The “sharing economy” is something of a lie in some cases. Writing for NEF in 2015, Duncan McCann points out that:
“If I offered to share my cake with you and then I charged you money for a slice, would I have really shared it with you at all? No: It would be selling.”
Airbnb does not really allow people to share their houses. Rather, it allows people to make money from renting rooms out, which they might otherwise find hard to do. This is achieved through technology platforms that allow people looking for services to link up with people that have services to offer. As argued, this is not “sharing” and there needs to be a much more effective term to explain it, because sharing is the wrong term.
From all corners of the planet people are voicing out their concerns about the real intentions of projects like Airbnb or Uber and how it is affecting jobs and workers rights. That is the case of the book “Raw Deal”, written by Steven Hill, that focuses particularly in the American case.
Real Sharing Economy
It is explained that the sharing economy is genuine where people do offer skills, information and knowledge or other items to each other in a manner that generates increased value for all parties. There are genuine examples of this out there already. These include tool lending libraries and websites such as Couchsurfing. Such platforms provide individuals the chance to connect and exchange with one another without involving payment at all. Yet such services do not comprise very much of the so-called “sharing economy”. Instead they are part of the “online exchange market economy”.
The argument is presented that there is such a thing as a “bad sharing economy” which includes not just Uber and Airbnb but also Facebook and YouTube. What they do is take value offered by their users and make revenues from it. In all cases, these organisations would be valueless if people did not share videos, rent rooms or cars or change status updates. All of these companies work to get value from users, and they do not have an interest in sharing per se. It is even argued that Airbnb and Uber are focused on building monopolies. Some have even touted such organisations as “Deathstar platforms” due to the destruction they bring, rather than really creating value.
For individuals they offer value because people can get stuff cheaper or in some cases, for free, and it puts to use stuff that might otherwise not have been used. However, they create problems in and of themselves.
Some example problems are cited to be the San Francisco property market, as people want to buy homes, but struggle to get access to them due to people buying them for Airbnb use. There is also an argument that Uber has led to the situation where 10,000 extra cars are on the roads. Another huge challenge is the fact that while people can make money from offering these services when the going is good, they are in fact not actually employed and miss out on benefits that come with employment.

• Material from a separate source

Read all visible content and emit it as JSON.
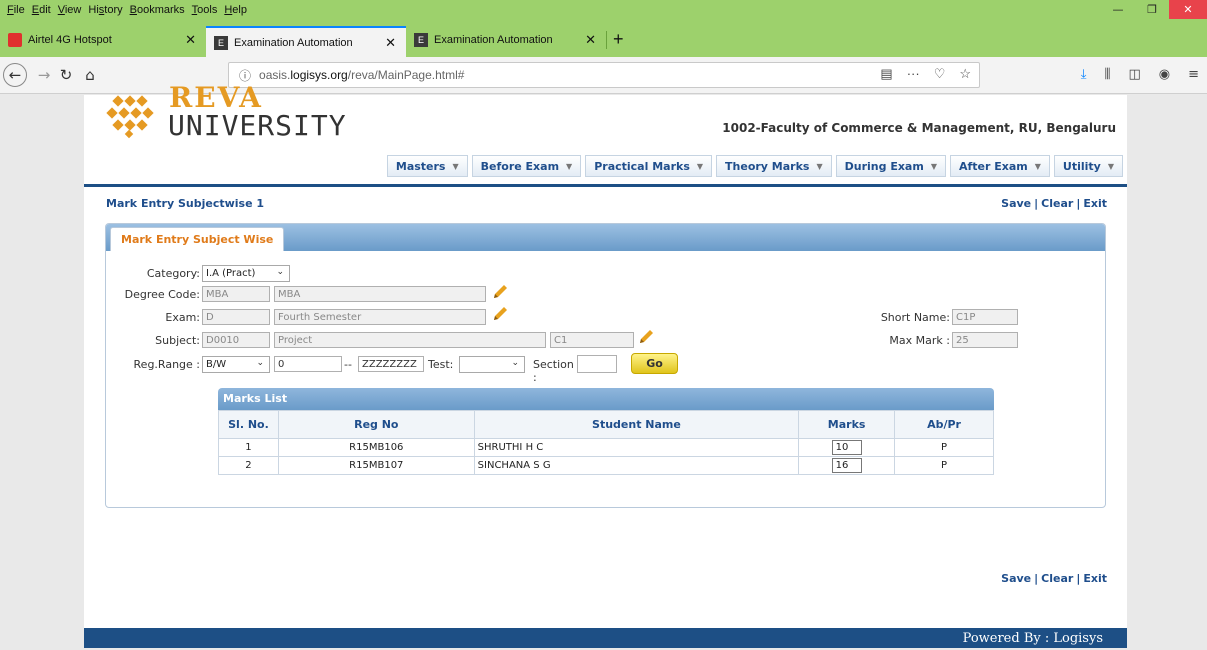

They also face risks if anything changes with the platform they work through. All of these are challenges that need to be surmounted. It is quite unclear what the benefits will be, and it is shown that Uber is avoiding any contractual regulations. Nonetheless they do provide some form of work for some people, so it is not all bad.
People using the new platforms find them to be “good” because they get better deals than they might have had in the past. Yet they clearly do present problems that are not being properly addressed. Uber has been banned in some cities for the problems it creates. There are notions in other places that cooperative platforms are being developed.
In these cases, there is much more genuine sharing – of information, income and power. It is argued that true cooperation should be encouraged through tax advantages or legal advice, and this could be helpful in cutting back on monopolies generated by corporates like Airbnb and Uber. This could lead to true sharing, rather than “bad” sharing.